◆ **ASSIGNED TASK**: Among the entries below, count the lines that contain the word "Contoso". Write down only the total.

◆ **RECORDS PROVIDED**:

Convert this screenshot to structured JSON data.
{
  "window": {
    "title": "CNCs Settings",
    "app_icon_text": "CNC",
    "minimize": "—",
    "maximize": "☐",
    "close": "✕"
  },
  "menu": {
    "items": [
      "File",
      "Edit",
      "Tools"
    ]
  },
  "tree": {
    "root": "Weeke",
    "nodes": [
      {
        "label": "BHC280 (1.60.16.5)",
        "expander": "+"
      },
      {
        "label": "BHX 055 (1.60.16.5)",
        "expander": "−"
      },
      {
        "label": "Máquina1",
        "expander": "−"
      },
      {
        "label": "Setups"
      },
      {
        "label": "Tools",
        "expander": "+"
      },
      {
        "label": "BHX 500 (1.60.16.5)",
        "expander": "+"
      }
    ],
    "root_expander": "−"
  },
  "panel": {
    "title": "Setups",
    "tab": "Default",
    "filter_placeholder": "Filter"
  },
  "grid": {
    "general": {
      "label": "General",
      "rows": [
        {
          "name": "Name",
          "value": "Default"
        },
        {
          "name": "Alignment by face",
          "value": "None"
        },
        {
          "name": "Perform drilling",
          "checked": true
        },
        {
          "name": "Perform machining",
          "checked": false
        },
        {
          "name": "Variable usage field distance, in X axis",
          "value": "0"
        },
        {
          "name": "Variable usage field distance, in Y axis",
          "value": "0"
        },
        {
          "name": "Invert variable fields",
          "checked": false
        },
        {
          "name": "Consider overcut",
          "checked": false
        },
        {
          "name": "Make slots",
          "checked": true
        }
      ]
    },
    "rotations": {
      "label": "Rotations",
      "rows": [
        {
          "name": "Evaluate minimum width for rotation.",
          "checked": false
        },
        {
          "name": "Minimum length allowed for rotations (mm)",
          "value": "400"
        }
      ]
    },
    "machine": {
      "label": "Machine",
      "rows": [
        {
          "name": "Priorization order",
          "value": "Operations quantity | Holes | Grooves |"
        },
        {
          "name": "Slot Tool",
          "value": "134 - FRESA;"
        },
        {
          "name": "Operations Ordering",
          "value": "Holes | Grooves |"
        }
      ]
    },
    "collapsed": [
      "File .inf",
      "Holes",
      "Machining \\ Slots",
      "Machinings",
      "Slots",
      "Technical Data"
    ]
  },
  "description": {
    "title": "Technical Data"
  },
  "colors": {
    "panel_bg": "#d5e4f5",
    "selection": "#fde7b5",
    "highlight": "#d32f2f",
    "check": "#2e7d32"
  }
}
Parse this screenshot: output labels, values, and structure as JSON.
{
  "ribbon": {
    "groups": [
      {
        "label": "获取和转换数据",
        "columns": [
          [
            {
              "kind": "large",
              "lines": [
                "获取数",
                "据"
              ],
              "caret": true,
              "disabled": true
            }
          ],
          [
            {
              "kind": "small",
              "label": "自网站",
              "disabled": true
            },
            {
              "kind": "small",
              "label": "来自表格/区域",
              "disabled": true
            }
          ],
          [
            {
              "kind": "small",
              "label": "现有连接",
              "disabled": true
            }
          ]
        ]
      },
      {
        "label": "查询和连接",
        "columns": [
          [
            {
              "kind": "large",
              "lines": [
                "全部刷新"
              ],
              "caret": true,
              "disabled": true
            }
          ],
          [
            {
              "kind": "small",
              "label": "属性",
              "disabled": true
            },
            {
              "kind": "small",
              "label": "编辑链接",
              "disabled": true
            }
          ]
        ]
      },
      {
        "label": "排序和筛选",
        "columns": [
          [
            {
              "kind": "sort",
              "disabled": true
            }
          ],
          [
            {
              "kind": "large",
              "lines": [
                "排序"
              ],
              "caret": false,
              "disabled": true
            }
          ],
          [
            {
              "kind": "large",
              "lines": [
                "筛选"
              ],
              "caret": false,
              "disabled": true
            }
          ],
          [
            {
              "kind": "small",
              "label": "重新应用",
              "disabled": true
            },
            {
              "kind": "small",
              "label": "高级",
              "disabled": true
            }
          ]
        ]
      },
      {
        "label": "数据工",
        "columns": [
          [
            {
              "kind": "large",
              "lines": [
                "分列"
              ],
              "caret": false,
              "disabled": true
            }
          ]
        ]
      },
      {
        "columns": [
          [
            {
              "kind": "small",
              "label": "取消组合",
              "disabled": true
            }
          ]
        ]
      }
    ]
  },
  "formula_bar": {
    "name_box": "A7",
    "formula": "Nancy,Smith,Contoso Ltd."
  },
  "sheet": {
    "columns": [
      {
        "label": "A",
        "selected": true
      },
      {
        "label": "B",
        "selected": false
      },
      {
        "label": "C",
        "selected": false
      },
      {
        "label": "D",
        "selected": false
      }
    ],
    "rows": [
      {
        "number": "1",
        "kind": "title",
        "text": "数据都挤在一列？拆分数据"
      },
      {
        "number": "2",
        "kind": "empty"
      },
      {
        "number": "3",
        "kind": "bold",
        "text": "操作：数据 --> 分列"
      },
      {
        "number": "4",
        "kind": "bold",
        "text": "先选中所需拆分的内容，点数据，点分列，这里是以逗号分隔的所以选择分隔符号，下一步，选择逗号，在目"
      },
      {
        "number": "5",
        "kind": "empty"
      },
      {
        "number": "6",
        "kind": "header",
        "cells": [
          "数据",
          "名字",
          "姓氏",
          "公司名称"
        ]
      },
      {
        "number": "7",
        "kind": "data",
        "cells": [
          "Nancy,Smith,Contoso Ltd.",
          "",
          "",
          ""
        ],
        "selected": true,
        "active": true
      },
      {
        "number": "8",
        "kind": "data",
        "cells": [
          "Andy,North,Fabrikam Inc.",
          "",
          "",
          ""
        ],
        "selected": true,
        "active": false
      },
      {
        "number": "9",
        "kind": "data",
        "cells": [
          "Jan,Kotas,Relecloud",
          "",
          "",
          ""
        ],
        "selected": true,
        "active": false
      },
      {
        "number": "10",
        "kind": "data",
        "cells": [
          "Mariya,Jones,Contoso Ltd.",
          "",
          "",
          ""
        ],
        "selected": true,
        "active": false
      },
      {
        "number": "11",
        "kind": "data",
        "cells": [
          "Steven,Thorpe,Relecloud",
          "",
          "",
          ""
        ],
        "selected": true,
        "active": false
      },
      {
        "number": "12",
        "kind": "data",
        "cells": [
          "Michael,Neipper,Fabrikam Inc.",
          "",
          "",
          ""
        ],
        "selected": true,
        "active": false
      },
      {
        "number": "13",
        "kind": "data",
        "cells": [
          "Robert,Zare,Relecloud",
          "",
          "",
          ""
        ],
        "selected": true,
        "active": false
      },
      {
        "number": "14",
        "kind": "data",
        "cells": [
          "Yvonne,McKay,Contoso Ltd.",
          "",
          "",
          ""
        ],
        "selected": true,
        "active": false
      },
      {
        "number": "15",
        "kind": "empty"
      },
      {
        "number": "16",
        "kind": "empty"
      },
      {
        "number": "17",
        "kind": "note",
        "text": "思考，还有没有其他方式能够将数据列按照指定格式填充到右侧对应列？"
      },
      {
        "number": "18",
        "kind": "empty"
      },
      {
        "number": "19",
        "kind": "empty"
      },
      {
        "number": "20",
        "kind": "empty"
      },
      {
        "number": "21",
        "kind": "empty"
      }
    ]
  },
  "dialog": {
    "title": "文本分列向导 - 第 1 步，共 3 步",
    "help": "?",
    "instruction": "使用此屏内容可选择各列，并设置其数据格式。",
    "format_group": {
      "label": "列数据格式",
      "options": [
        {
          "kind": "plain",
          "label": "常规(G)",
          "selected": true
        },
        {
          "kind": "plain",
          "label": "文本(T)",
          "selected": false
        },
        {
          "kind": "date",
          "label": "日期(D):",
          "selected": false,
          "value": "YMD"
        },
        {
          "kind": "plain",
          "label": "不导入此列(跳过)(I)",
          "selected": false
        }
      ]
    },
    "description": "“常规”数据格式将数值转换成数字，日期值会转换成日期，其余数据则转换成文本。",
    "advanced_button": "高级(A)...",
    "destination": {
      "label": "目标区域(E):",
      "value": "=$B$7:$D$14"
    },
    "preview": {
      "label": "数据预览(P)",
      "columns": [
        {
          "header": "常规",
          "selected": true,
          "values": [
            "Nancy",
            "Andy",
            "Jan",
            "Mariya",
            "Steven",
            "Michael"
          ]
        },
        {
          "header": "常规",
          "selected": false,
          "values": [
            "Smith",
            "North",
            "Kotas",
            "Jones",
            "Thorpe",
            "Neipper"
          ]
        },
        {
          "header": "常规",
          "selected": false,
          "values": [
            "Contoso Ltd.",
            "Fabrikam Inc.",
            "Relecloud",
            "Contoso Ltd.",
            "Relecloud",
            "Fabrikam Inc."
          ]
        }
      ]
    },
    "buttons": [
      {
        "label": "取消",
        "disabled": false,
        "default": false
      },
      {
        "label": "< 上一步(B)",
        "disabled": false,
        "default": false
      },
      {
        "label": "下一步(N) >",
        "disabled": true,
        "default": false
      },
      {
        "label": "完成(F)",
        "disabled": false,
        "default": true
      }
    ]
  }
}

◆ **EXERCISE RESPONSE**: 6